Entries taken from a collection:
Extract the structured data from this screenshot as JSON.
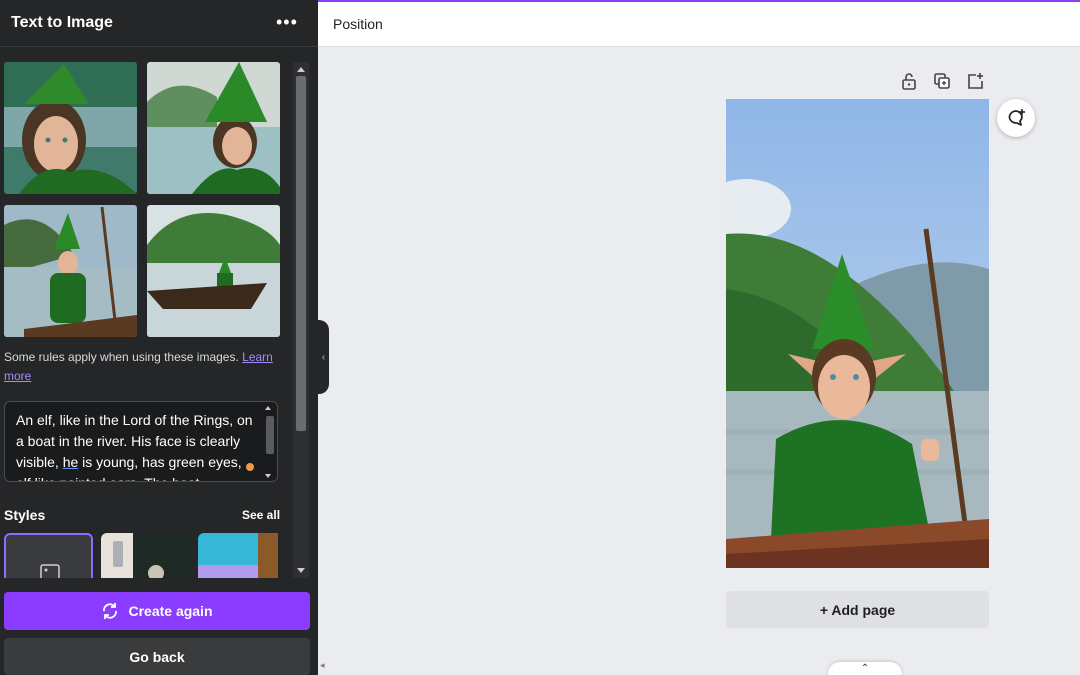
{
  "panel": {
    "title": "Text to Image",
    "more_icon": "more-horizontal-icon",
    "rules_text": "Some rules apply when using these images.",
    "rules_link": "Learn more",
    "prompt_parts": [
      "An elf, like in the Lord of the Rings, on a boat in the river. His face is clearly visible, ",
      "he",
      " is young, has green eyes, elf like pointed ears. The boat"
    ],
    "styles_label": "Styles",
    "see_all": "See all",
    "create_again": "Create again",
    "go_back": "Go back"
  },
  "topbar": {
    "position_label": "Position"
  },
  "canvas": {
    "add_page": "+ Add page",
    "tool_icons": [
      "unlock-icon",
      "duplicate-page-icon",
      "add-page-icon"
    ]
  },
  "colors": {
    "accent": "#8b3dff",
    "panel_bg": "#252627",
    "link": "#a58bff"
  }
}
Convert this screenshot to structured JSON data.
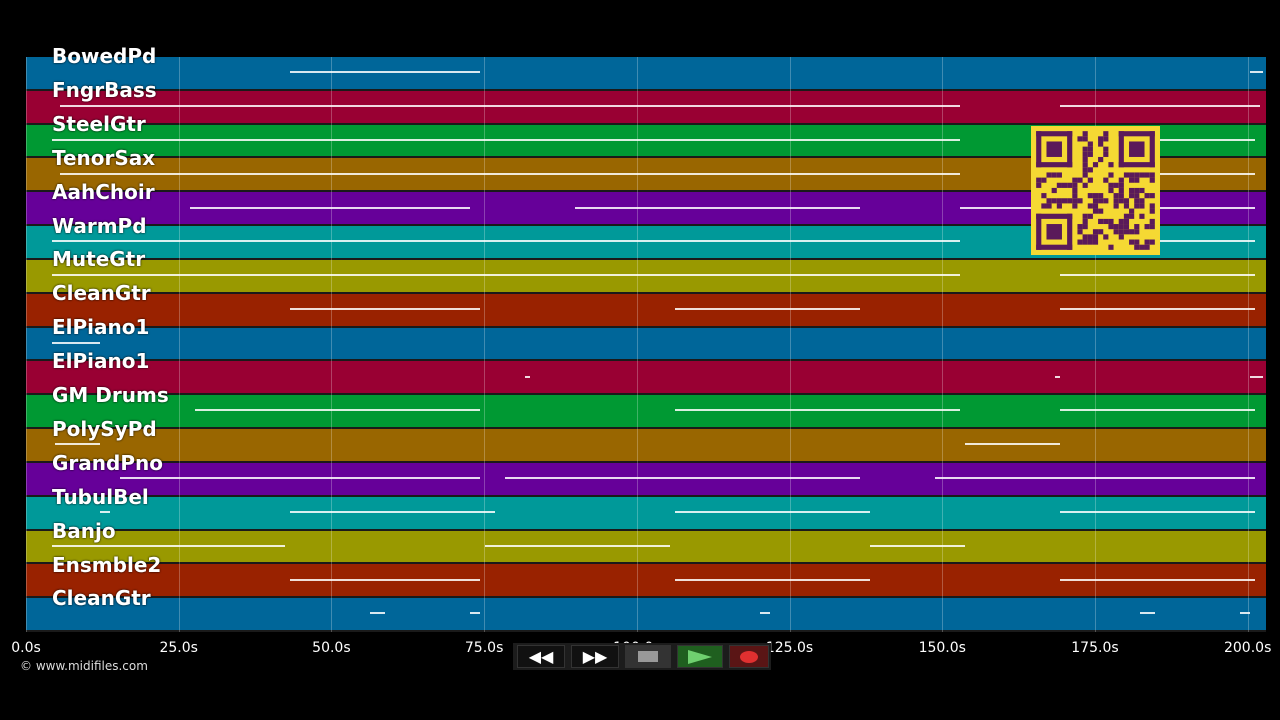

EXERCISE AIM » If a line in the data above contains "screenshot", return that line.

RESPONSE FOR THIS EXERCISE »
Extract the structured data from this screenshot as JSON.
Convert this screenshot to structured JSON data.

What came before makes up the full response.